===== Data extracts

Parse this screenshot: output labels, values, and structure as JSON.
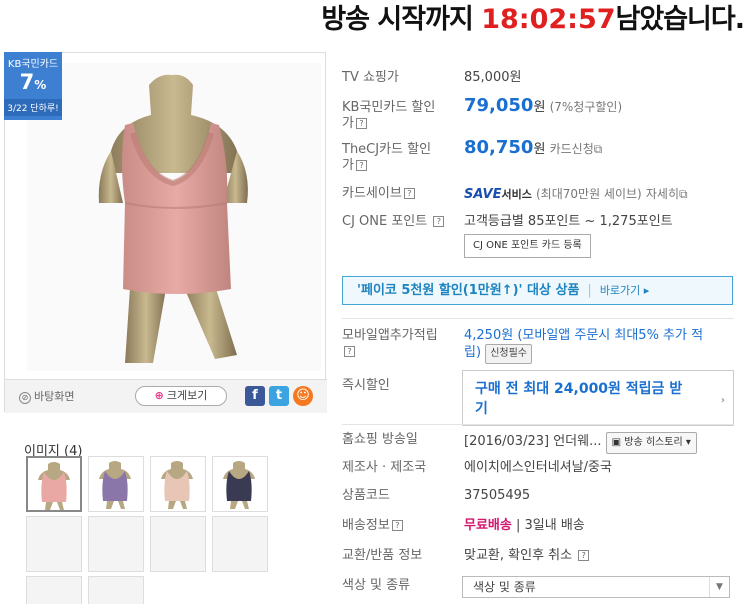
{
  "countdown": {
    "prefix": "방송 시작까지",
    "time": "18:02:57",
    "suffix": "남았습니다."
  },
  "kb_badge": {
    "card": "KB국민카드",
    "rate": "7",
    "rate_unit": "%",
    "period": "3/22 단하루!"
  },
  "image_tools": {
    "background": "바탕화면",
    "zoom": "크게보기",
    "share_icons": [
      "facebook-icon",
      "twitter-icon",
      "me2day-icon"
    ]
  },
  "thumbs": {
    "title": "이미지 (4)",
    "colors": [
      "#e9a8a3",
      "#8a76a8",
      "#e7c6b6",
      "#3a3a52"
    ]
  },
  "info": {
    "tv_price": {
      "label": "TV 쇼핑가",
      "value": "85,000원"
    },
    "kb_price": {
      "label_line1": "KB국민카드 할인",
      "label_line2": "가",
      "value": "79,050",
      "unit": "원",
      "note": "(7%청구할인)"
    },
    "cj_price": {
      "label_line1": "TheCJ카드 할인",
      "label_line2": "가",
      "value": "80,750",
      "unit": "원",
      "note": "카드신청"
    },
    "card_save": {
      "label": "카드세이브",
      "brand": "SAVE",
      "service": "서비스",
      "note": "(최대70만원 세이브)",
      "link": "자세히"
    },
    "cj_one": {
      "label": "CJ ONE 포인트",
      "value": "고객등급별 85포인트 ~ 1,275포인트",
      "button": "CJ ONE 포인트 카드 등록"
    },
    "payco": {
      "text": "'페이코 5천원 할인(1만원↑)' 대상 상품",
      "link": "바로가기"
    },
    "mobile": {
      "label": "모바일앱추가적립",
      "value": "4,250원",
      "note_line1": "(모바일앱 주문시 최대5% 추가 적",
      "note_line2": "립)",
      "tag": "신청필수"
    },
    "instant": {
      "label": "즉시할인",
      "line1": "구매 전 최대 24,000원 적립금 받",
      "line2": "기"
    },
    "broadcast": {
      "label": "홈쇼핑 방송일",
      "value": "[2016/03/23] 언더웨...",
      "button": "방송 히스토리"
    },
    "maker": {
      "label": "제조사 · 제조국",
      "value": "에이치에스인터네셔날/중국"
    },
    "code": {
      "label": "상품코드",
      "value": "37505495"
    },
    "shipping": {
      "label": "배송정보",
      "free": "무료배송",
      "note": "3일내 배송"
    },
    "exchange": {
      "label": "교환/반품 정보",
      "value": "맞교환, 확인후 취소"
    },
    "option": {
      "label": "색상 및 종류",
      "select_value": "색상 및 종류"
    }
  }
}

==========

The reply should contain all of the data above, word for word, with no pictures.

Solved problem:
Parse this screenshot: output labels, values, and structure as JSON.
{
  "countdown": {
    "prefix": "방송 시작까지",
    "time": "18:02:57",
    "suffix": "남았습니다."
  },
  "kb_badge": {
    "card": "KB국민카드",
    "rate": "7",
    "rate_unit": "%",
    "period": "3/22 단하루!"
  },
  "image_tools": {
    "background": "바탕화면",
    "zoom": "크게보기",
    "share_icons": [
      "facebook-icon",
      "twitter-icon",
      "me2day-icon"
    ]
  },
  "thumbs": {
    "title": "이미지 (4)",
    "colors": [
      "#e9a8a3",
      "#8a76a8",
      "#e7c6b6",
      "#3a3a52"
    ]
  },
  "info": {
    "tv_price": {
      "label": "TV 쇼핑가",
      "value": "85,000원"
    },
    "kb_price": {
      "label_line1": "KB국민카드 할인",
      "label_line2": "가",
      "value": "79,050",
      "unit": "원",
      "note": "(7%청구할인)"
    },
    "cj_price": {
      "label_line1": "TheCJ카드 할인",
      "label_line2": "가",
      "value": "80,750",
      "unit": "원",
      "note": "카드신청"
    },
    "card_save": {
      "label": "카드세이브",
      "brand": "SAVE",
      "service": "서비스",
      "note": "(최대70만원 세이브)",
      "link": "자세히"
    },
    "cj_one": {
      "label": "CJ ONE 포인트",
      "value": "고객등급별 85포인트 ~ 1,275포인트",
      "button": "CJ ONE 포인트 카드 등록"
    },
    "payco": {
      "text": "'페이코 5천원 할인(1만원↑)' 대상 상품",
      "link": "바로가기"
    },
    "mobile": {
      "label": "모바일앱추가적립",
      "value": "4,250원",
      "note_line1": "(모바일앱 주문시 최대5% 추가 적",
      "note_line2": "립)",
      "tag": "신청필수"
    },
    "instant": {
      "label": "즉시할인",
      "line1": "구매 전 최대 24,000원 적립금 받",
      "line2": "기"
    },
    "broadcast": {
      "label": "홈쇼핑 방송일",
      "value": "[2016/03/23] 언더웨...",
      "button": "방송 히스토리"
    },
    "maker": {
      "label": "제조사 · 제조국",
      "value": "에이치에스인터네셔날/중국"
    },
    "code": {
      "label": "상품코드",
      "value": "37505495"
    },
    "shipping": {
      "label": "배송정보",
      "free": "무료배송",
      "note": "3일내 배송"
    },
    "exchange": {
      "label": "교환/반품 정보",
      "value": "맞교환, 확인후 취소"
    },
    "option": {
      "label": "색상 및 종류",
      "select_value": "색상 및 종류"
    }
  }
}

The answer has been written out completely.